Yesterday I had my first attempt at using the Votapedia audience response system. For those that don’t know it, it’s a web-based thing that’s come out of CSIRO in Australia, and in the broadest of broad terms it gives a teacher (me) the facility to do a Who Wants to be a Millionaire? ask-the-audience question. Last year, I gave all my students cards (actually, bits of paper) with A, B, C, and D on them, so when I ask a question they can vote on it. I use this as part of formative assessment in each lecture – first so that I know whether my students have understood the point I was trying to make, and secondly so that the student knows whether they’ve grasped it or whether they need to do some work on it, and thirdly as a tool for allowing peer discussion.

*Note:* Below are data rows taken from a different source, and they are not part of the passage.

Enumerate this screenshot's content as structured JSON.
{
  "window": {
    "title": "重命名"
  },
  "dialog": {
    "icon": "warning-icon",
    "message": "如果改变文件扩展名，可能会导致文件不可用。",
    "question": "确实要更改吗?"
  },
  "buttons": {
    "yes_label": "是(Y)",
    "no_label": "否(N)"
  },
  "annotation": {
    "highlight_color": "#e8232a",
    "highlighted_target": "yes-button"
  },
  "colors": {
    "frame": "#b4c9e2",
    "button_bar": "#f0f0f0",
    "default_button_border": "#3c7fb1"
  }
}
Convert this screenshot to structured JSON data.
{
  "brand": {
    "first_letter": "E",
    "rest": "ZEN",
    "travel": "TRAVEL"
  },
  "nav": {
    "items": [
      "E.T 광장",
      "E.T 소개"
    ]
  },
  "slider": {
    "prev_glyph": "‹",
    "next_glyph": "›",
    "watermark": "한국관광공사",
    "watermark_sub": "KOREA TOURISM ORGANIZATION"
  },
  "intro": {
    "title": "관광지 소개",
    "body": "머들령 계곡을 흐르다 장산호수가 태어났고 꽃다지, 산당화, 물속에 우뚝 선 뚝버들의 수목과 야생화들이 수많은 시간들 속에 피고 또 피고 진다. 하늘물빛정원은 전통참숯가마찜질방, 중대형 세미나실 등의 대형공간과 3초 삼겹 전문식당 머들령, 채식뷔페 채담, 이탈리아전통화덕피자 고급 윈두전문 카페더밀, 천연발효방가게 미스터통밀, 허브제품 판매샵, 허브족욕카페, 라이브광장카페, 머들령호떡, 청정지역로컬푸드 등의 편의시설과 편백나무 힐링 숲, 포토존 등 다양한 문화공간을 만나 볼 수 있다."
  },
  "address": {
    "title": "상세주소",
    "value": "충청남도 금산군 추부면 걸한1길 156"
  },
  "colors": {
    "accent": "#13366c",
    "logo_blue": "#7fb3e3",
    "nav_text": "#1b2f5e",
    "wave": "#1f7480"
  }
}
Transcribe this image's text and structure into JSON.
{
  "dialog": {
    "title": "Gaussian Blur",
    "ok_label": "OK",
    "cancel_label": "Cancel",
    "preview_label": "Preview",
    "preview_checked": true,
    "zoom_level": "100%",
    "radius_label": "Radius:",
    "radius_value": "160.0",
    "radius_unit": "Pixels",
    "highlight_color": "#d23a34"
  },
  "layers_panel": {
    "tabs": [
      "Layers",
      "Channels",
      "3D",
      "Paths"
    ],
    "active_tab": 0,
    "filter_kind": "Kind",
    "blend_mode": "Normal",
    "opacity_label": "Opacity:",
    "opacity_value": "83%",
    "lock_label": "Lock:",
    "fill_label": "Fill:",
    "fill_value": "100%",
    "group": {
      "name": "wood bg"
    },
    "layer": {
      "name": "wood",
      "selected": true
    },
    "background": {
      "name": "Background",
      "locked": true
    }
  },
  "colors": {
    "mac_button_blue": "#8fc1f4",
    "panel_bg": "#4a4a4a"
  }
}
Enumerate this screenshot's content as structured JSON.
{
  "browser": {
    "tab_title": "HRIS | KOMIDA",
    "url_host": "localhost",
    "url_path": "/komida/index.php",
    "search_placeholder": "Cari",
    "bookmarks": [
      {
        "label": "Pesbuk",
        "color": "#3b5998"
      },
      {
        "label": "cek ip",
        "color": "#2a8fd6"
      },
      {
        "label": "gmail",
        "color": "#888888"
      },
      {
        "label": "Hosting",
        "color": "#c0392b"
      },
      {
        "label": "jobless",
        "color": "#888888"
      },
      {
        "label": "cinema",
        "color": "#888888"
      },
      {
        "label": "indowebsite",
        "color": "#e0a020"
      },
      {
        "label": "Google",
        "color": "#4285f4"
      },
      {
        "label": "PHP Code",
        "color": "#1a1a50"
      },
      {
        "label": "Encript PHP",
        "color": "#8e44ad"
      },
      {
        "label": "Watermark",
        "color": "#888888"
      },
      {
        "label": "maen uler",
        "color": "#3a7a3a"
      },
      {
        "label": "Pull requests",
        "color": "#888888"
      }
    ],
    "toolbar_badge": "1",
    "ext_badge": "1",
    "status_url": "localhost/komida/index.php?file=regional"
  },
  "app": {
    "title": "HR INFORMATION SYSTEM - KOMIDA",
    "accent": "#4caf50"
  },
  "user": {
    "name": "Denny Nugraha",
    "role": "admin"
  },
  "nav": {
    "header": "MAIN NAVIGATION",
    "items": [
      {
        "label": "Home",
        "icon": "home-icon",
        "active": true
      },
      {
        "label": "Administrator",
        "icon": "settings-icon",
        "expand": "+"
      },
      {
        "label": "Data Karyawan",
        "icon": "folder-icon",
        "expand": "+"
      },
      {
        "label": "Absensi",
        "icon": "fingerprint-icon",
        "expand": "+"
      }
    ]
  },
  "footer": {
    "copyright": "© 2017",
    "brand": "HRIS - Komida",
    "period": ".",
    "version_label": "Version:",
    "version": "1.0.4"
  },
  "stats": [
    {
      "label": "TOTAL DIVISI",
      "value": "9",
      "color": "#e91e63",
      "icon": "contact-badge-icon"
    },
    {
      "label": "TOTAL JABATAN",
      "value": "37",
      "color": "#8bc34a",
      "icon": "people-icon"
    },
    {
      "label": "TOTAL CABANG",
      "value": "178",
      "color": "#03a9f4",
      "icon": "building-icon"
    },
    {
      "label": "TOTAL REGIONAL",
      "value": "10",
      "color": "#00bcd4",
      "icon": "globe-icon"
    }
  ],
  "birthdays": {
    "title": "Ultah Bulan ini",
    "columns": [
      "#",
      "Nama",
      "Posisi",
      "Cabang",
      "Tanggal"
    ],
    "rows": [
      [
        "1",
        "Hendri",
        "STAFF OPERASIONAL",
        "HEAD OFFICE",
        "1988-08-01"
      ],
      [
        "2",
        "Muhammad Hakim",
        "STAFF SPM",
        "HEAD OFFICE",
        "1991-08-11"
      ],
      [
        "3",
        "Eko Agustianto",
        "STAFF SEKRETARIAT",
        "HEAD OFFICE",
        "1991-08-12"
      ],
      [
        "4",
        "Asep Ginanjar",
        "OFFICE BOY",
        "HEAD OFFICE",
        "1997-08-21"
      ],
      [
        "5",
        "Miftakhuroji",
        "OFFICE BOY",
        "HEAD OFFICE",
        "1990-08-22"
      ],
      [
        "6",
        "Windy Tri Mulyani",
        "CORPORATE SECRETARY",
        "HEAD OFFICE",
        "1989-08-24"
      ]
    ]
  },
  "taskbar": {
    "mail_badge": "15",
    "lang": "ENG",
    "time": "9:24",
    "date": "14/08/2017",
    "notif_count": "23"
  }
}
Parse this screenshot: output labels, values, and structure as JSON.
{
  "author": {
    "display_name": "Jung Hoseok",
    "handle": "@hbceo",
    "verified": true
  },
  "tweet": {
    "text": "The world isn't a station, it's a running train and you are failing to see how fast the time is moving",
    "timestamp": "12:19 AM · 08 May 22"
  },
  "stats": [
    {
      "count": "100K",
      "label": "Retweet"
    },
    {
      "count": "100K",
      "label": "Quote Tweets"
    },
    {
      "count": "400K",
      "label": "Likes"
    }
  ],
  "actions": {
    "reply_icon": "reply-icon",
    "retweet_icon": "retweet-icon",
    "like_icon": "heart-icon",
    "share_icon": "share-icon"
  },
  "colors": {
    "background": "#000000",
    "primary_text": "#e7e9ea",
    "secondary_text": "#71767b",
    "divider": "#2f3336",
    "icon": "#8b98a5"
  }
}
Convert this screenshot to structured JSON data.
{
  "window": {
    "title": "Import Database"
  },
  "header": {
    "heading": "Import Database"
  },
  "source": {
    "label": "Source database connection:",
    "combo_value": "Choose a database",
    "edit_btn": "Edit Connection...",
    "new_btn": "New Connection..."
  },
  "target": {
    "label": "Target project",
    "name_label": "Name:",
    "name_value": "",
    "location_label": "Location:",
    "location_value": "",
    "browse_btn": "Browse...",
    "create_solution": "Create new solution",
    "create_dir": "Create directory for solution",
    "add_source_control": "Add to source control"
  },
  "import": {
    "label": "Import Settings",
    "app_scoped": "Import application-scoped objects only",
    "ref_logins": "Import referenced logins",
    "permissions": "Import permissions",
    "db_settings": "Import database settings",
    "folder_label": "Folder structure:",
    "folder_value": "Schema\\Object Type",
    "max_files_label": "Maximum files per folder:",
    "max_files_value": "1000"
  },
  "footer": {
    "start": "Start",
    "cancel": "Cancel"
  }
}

Ideally, I’d use audience clickers, (as in WWTBAM) but they haven’t yet made an appearance at Waikato, so Votapedia is a cheap imitation. Here, the user (me) sets up an account on Votapedia (www.urvoting.com) and enters his or her question into the system through the web. When ready, the question is ‘activated’, and the students get to see the question, possible responses, and phone numbers to ring to vote. The votes are tallyed automatically and displayed nicely on a bar graph.
Sounds easy? Well, here are my experinces. I’m not the only person to have blogged about this, e.g. see https://davidtjones.wordpress.com/category/ilecture/votapedia/ .
First, registering wasn’t totally straightforward, and I had to call in our IT people to advise, but got there in the end. Once I was a bona-fide user, setting up the questions was a piece-of-cake. However, in the lecture room yesterday morning it all got a bit muddled. First, the room happens to be in the basement of the world’s most ugly (now that the Tricorn centre in Portsmouth has been demolished) reinforced concrete building. About quarter of the class couldn’t get mobile phone reception. Then, it seemed that responses were very slow to come in. From someone voting, it was many, many seconds before the response was noted by the system. People were confused about whether their vote had got through (the call ‘drops’) and a voter hears a number not obtainable tone.
But, perhaps most significantly, only about a third the class actually voted, whereas with the A, B, C, D cards it was close to 100%. Of course, some of them couldn’t get reception, some of them might not have had the cellphone with them (what, students not have their phone glued to their hand?), and some might not have believed me when I said it wouldn’t cost them anything. Perhaps some just couldn’t be bothered – given that I had no real way of knowing whether they were voting or not. To get formative assessment to work properly, I need a decent chunk of the class to vote.
I’m going to give it another go, and then as a class we’ll make a decision on whether to stick at it or go back to the cards. From my point of view, if only a third of the class votes, for whatever reason, it won’t be worth the fuss.